Yeah, foreign films as they are often called can be hard work because you have to make the commitment to really focus upon something that is very different to normal films of today. And yes, I know you don't think Bergman is French!
My own personal experience is that as I grew older I became increasingly frustrated with the weekly output of Hollywood. There's something pointless about endless rehashes of old ideas or stories or even films. I'm not saying that Hollywood can't make great movies, but the scoring rate is nowhere near .300. I guess I just realized that there could be more than watching what I was being force fed out of LA. I mean, just look at the three films James is enduring
I began to realize that if I carefully selected movies from the vast library of the rest of the world and all history my scoring rate would start to climb. The operative word is carefully. As I found movies that I loved I experimented even more.
This is where it's easy to get criticized as being elitist. It's not meant to be. Watching foreign movies is not anything special. They are no better than great American movies. However, there are many wonderful pleasures lying outside the walls of Hollywood. The problem, is finding them. I'm envious of people who begin the journey and feel this great urge to wish them well and offer a small map as they pass through the gates.
So I hope you'll bear with me. I am one of the oldest (the oldest?) members on the forum. It does not make be smarter or wiser, but it does give me a different perspective. The perspective is one of 40 years of watching films and over 10,000 movies. Between the ages of 15 and 25 I was addicted to modern Hollywood action, horror, science fiction, comedies and thrillers. Over the next ten years I started the movie experimentation game by going backwards into US and UK film history. Over the last fifteen I have increasingly explored other countries. maybe as senility approaches I will move back to teen comedies
It's not like I planned it, it just sort of happened. the more I tried and liked it, the more I did it. I am now a registered addict.
The French new wave would have been a complete bore to me many years ago.

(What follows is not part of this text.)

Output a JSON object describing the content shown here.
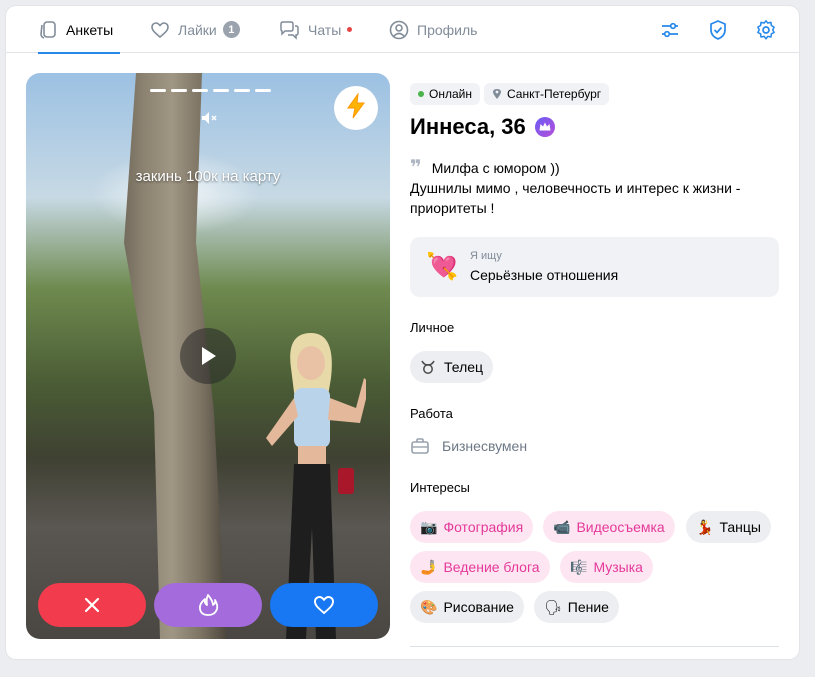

However, within the history of French cinema there are many movies that are not boring at all. I was lucky as I lived in Paris, Geneva and then Brussels for eight years. So the ability to listen to a French movie (which is disappearing) certainly helped. But the same is true of Japan. I would have found a bunch of old warriors screaming at each other for three hours in something that was supposed to be Shakespearian a total bore. Give me a break!
The key is to choose careful and not start with potential bores such as the almost silent life and times of a french donkey (Au Hasard Balthazar) or a pair of old japanese people journeying to meet their horrible kids (Tokyo Story). If I'd seen them first up, I'd have been bored as hell.
I almost think it would be cool to combine the wisdom of this forum and provide a roadmap to foreign movies. Not films that people personally like for whatever reason, but films that most people would love and encourage them to dig deeper. In my spare time I climb. the way to succeed is start with easy and fun routes that give you an amazing summit and then go from there. You don't go straight to El Cap or K2!
The Reelviews guide to having fun with foreign movies. Each movie graded like climbs. A list of great foreign movies, but graded for accessibility and fun rather than physical or mental challenge.
I wish I had had access to this 25 years ago!
What do you think? Do we have lovers of Asian and European cinema who could unearth the gems that got them going?